(RECORDS FOR THIS EXERCISE)

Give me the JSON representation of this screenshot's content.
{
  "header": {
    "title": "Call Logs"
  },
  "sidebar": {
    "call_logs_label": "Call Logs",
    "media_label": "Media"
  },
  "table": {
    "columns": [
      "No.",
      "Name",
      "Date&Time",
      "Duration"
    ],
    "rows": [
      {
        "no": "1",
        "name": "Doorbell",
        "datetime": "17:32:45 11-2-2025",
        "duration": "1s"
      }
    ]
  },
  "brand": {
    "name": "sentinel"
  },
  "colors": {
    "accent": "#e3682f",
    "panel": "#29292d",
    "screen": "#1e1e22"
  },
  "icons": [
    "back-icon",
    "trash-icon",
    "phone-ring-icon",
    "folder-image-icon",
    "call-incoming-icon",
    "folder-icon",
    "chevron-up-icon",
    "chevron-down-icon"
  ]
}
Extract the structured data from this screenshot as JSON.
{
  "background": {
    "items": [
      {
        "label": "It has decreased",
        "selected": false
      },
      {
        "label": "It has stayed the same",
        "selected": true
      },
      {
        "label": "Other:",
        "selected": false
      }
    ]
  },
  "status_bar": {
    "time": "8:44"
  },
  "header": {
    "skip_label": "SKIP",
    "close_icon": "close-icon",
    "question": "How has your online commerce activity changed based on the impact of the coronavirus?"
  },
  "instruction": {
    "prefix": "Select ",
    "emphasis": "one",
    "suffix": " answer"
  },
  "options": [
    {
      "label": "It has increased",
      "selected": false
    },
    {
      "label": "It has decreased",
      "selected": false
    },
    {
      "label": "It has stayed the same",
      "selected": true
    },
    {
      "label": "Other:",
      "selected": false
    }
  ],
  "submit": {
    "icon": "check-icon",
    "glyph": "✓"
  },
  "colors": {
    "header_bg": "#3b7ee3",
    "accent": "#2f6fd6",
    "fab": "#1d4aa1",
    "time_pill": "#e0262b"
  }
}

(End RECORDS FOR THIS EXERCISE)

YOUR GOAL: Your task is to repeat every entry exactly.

RESULT:
Give me the JSON representation of this screenshot's content.
{
  "header": {
    "title": "Call Logs"
  },
  "sidebar": {
    "call_logs_label": "Call Logs",
    "media_label": "Media"
  },
  "table": {
    "columns": [
      "No.",
      "Name",
      "Date&Time",
      "Duration"
    ],
    "rows": [
      {
        "no": "1",
        "name": "Doorbell",
        "datetime": "17:32:45 11-2-2025",
        "duration": "1s"
      }
    ]
  },
  "brand": {
    "name": "sentinel"
  },
  "colors": {
    "accent": "#e3682f",
    "panel": "#29292d",
    "screen": "#1e1e22"
  },
  "icons": [
    "back-icon",
    "trash-icon",
    "phone-ring-icon",
    "folder-image-icon",
    "call-incoming-icon",
    "folder-icon",
    "chevron-up-icon",
    "chevron-down-icon"
  ]
}
Extract the structured data from this screenshot as JSON.
{
  "background": {
    "items": [
      {
        "label": "It has decreased",
        "selected": false
      },
      {
        "label": "It has stayed the same",
        "selected": true
      },
      {
        "label": "Other:",
        "selected": false
      }
    ]
  },
  "status_bar": {
    "time": "8:44"
  },
  "header": {
    "skip_label": "SKIP",
    "close_icon": "close-icon",
    "question": "How has your online commerce activity changed based on the impact of the coronavirus?"
  },
  "instruction": {
    "prefix": "Select ",
    "emphasis": "one",
    "suffix": " answer"
  },
  "options": [
    {
      "label": "It has increased",
      "selected": false
    },
    {
      "label": "It has decreased",
      "selected": false
    },
    {
      "label": "It has stayed the same",
      "selected": true
    },
    {
      "label": "Other:",
      "selected": false
    }
  ],
  "submit": {
    "icon": "check-icon",
    "glyph": "✓"
  },
  "colors": {
    "header_bg": "#3b7ee3",
    "accent": "#2f6fd6",
    "fab": "#1d4aa1",
    "time_pill": "#e0262b"
  }
}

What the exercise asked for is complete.